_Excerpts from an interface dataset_
======
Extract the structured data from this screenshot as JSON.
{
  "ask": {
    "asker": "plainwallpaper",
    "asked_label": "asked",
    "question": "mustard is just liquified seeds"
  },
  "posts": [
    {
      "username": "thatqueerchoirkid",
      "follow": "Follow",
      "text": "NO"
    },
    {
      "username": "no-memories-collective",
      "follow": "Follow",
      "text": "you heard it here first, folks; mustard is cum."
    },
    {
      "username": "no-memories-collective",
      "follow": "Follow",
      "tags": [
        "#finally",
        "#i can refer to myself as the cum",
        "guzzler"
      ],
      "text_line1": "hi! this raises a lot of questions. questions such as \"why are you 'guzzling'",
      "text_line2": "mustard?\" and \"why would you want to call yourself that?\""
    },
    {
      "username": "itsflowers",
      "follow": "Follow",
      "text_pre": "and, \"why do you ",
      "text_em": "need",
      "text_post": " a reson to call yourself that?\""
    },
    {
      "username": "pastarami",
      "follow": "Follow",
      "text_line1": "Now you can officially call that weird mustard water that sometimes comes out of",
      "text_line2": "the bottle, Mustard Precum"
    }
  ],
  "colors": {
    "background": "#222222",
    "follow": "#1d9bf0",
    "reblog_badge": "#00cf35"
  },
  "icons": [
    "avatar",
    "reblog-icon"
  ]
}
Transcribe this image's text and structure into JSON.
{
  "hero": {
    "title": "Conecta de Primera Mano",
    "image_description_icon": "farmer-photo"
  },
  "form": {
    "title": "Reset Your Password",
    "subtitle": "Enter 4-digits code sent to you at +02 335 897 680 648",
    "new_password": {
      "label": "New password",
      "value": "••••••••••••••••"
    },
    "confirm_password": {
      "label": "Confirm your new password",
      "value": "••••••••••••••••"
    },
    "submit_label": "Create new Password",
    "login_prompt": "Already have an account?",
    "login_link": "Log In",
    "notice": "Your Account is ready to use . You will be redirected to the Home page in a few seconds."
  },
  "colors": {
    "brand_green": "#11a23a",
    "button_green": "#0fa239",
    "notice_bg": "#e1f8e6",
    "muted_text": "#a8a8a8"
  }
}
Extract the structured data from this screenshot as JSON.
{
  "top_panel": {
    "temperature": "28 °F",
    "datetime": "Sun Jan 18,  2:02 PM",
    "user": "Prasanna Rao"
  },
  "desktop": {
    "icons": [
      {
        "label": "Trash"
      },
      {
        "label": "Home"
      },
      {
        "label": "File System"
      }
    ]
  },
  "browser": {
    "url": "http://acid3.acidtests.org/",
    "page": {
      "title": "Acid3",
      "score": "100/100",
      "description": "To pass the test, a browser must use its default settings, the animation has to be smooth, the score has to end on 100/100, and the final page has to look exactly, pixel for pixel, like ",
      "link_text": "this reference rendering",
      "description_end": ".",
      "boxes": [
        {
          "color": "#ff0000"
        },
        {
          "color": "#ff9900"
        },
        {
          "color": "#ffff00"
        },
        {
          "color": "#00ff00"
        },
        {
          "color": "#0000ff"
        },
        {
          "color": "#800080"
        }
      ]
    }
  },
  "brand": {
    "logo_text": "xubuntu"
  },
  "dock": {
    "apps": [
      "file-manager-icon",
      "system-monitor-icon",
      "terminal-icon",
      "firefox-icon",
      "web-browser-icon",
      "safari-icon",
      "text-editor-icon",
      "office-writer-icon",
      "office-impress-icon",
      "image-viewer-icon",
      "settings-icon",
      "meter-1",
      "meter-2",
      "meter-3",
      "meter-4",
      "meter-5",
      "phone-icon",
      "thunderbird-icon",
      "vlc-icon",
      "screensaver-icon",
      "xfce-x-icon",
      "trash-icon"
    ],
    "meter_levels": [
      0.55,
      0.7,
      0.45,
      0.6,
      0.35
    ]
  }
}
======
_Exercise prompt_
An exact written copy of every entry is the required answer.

_Answer box_
Extract the structured data from this screenshot as JSON.
{
  "ask": {
    "asker": "plainwallpaper",
    "asked_label": "asked",
    "question": "mustard is just liquified seeds"
  },
  "posts": [
    {
      "username": "thatqueerchoirkid",
      "follow": "Follow",
      "text": "NO"
    },
    {
      "username": "no-memories-collective",
      "follow": "Follow",
      "text": "you heard it here first, folks; mustard is cum."
    },
    {
      "username": "no-memories-collective",
      "follow": "Follow",
      "tags": [
        "#finally",
        "#i can refer to myself as the cum",
        "guzzler"
      ],
      "text_line1": "hi! this raises a lot of questions. questions such as \"why are you 'guzzling'",
      "text_line2": "mustard?\" and \"why would you want to call yourself that?\""
    },
    {
      "username": "itsflowers",
      "follow": "Follow",
      "text_pre": "and, \"why do you ",
      "text_em": "need",
      "text_post": " a reson to call yourself that?\""
    },
    {
      "username": "pastarami",
      "follow": "Follow",
      "text_line1": "Now you can officially call that weird mustard water that sometimes comes out of",
      "text_line2": "the bottle, Mustard Precum"
    }
  ],
  "colors": {
    "background": "#222222",
    "follow": "#1d9bf0",
    "reblog_badge": "#00cf35"
  },
  "icons": [
    "avatar",
    "reblog-icon"
  ]
}
Transcribe this image's text and structure into JSON.
{
  "hero": {
    "title": "Conecta de Primera Mano",
    "image_description_icon": "farmer-photo"
  },
  "form": {
    "title": "Reset Your Password",
    "subtitle": "Enter 4-digits code sent to you at +02 335 897 680 648",
    "new_password": {
      "label": "New password",
      "value": "••••••••••••••••"
    },
    "confirm_password": {
      "label": "Confirm your new password",
      "value": "••••••••••••••••"
    },
    "submit_label": "Create new Password",
    "login_prompt": "Already have an account?",
    "login_link": "Log In",
    "notice": "Your Account is ready to use . You will be redirected to the Home page in a few seconds."
  },
  "colors": {
    "brand_green": "#11a23a",
    "button_green": "#0fa239",
    "notice_bg": "#e1f8e6",
    "muted_text": "#a8a8a8"
  }
}
Extract the structured data from this screenshot as JSON.
{
  "top_panel": {
    "temperature": "28 °F",
    "datetime": "Sun Jan 18,  2:02 PM",
    "user": "Prasanna Rao"
  },
  "desktop": {
    "icons": [
      {
        "label": "Trash"
      },
      {
        "label": "Home"
      },
      {
        "label": "File System"
      }
    ]
  },
  "browser": {
    "url": "http://acid3.acidtests.org/",
    "page": {
      "title": "Acid3",
      "score": "100/100",
      "description": "To pass the test, a browser must use its default settings, the animation has to be smooth, the score has to end on 100/100, and the final page has to look exactly, pixel for pixel, like ",
      "link_text": "this reference rendering",
      "description_end": ".",
      "boxes": [
        {
          "color": "#ff0000"
        },
        {
          "color": "#ff9900"
        },
        {
          "color": "#ffff00"
        },
        {
          "color": "#00ff00"
        },
        {
          "color": "#0000ff"
        },
        {
          "color": "#800080"
        }
      ]
    }
  },
  "brand": {
    "logo_text": "xubuntu"
  },
  "dock": {
    "apps": [
      "file-manager-icon",
      "system-monitor-icon",
      "terminal-icon",
      "firefox-icon",
      "web-browser-icon",
      "safari-icon",
      "text-editor-icon",
      "office-writer-icon",
      "office-impress-icon",
      "image-viewer-icon",
      "settings-icon",
      "meter-1",
      "meter-2",
      "meter-3",
      "meter-4",
      "meter-5",
      "phone-icon",
      "thunderbird-icon",
      "vlc-icon",
      "screensaver-icon",
      "xfce-x-icon",
      "trash-icon"
    ],
    "meter_levels": [
      0.55,
      0.7,
      0.45,
      0.6,
      0.35
    ]
  }
}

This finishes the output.